◆ **Task inputs**
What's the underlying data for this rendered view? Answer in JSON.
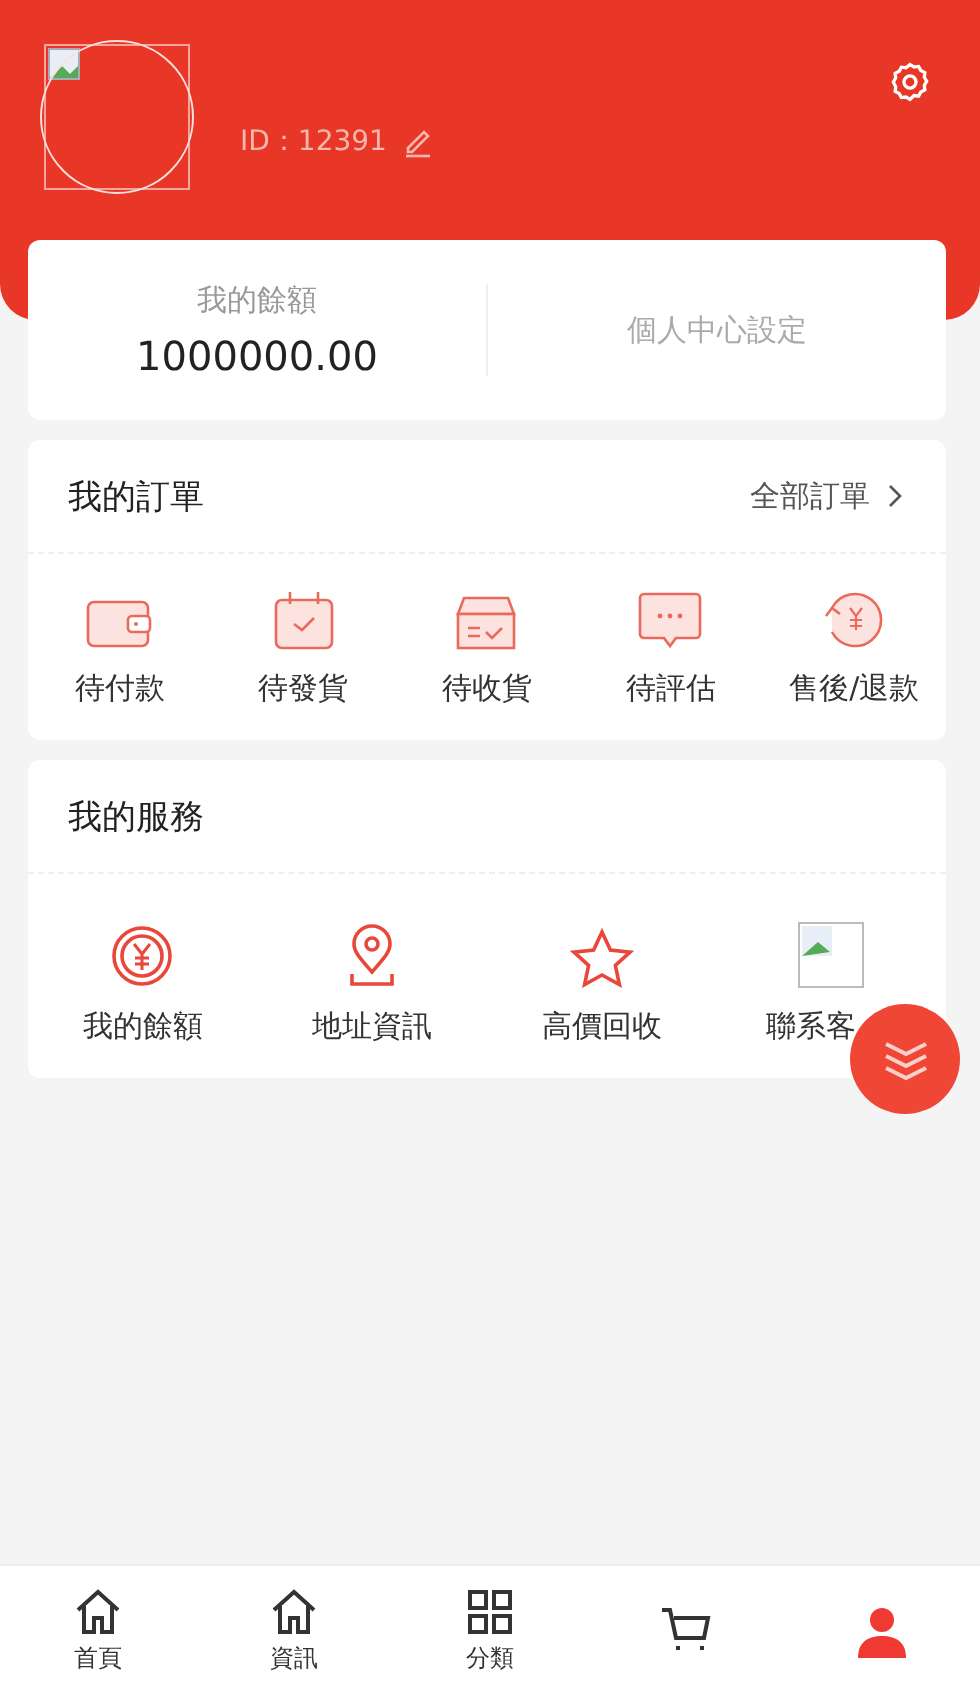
{
  "profile": {
    "id_label": "ID：",
    "id": "12391"
  },
  "balance": {
    "label": "我的餘額",
    "amount": "1000000.00"
  },
  "settings_link": "個人中心設定",
  "orders": {
    "title": "我的訂單",
    "all_link": "全部訂單",
    "items": [
      {
        "kind": "wallet",
        "label": "待付款"
      },
      {
        "kind": "calendar",
        "label": "待發貨"
      },
      {
        "kind": "box",
        "label": "待收貨"
      },
      {
        "kind": "chat",
        "label": "待評估"
      },
      {
        "kind": "refund",
        "label": "售後/退款"
      }
    ]
  },
  "services": {
    "title": "我的服務",
    "items": [
      {
        "kind": "coin",
        "label": "我的餘額"
      },
      {
        "kind": "pin",
        "label": "地址資訊"
      },
      {
        "kind": "star",
        "label": "高價回收"
      },
      {
        "kind": "broken",
        "label": "聯系客"
      }
    ]
  },
  "nav": [
    {
      "kind": "home",
      "label": "首頁",
      "selected": false
    },
    {
      "kind": "home",
      "label": "資訊",
      "selected": false
    },
    {
      "kind": "grid",
      "label": "分類",
      "selected": false
    },
    {
      "kind": "cart",
      "selected": false
    },
    {
      "kind": "user",
      "selected": true
    }
  ]
}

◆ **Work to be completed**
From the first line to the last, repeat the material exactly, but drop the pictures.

◆ **Exercise result**
What's the underlying data for this rendered view? Answer in JSON.
{
  "profile": {
    "id_label": "ID：",
    "id": "12391"
  },
  "balance": {
    "label": "我的餘額",
    "amount": "1000000.00"
  },
  "settings_link": "個人中心設定",
  "orders": {
    "title": "我的訂單",
    "all_link": "全部訂單",
    "items": [
      {
        "kind": "wallet",
        "label": "待付款"
      },
      {
        "kind": "calendar",
        "label": "待發貨"
      },
      {
        "kind": "box",
        "label": "待收貨"
      },
      {
        "kind": "chat",
        "label": "待評估"
      },
      {
        "kind": "refund",
        "label": "售後/退款"
      }
    ]
  },
  "services": {
    "title": "我的服務",
    "items": [
      {
        "kind": "coin",
        "label": "我的餘額"
      },
      {
        "kind": "pin",
        "label": "地址資訊"
      },
      {
        "kind": "star",
        "label": "高價回收"
      },
      {
        "kind": "broken",
        "label": "聯系客"
      }
    ]
  },
  "nav": [
    {
      "kind": "home",
      "label": "首頁",
      "selected": false
    },
    {
      "kind": "home",
      "label": "資訊",
      "selected": false
    },
    {
      "kind": "grid",
      "label": "分類",
      "selected": false
    },
    {
      "kind": "cart",
      "selected": false
    },
    {
      "kind": "user",
      "selected": true
    }
  ]
}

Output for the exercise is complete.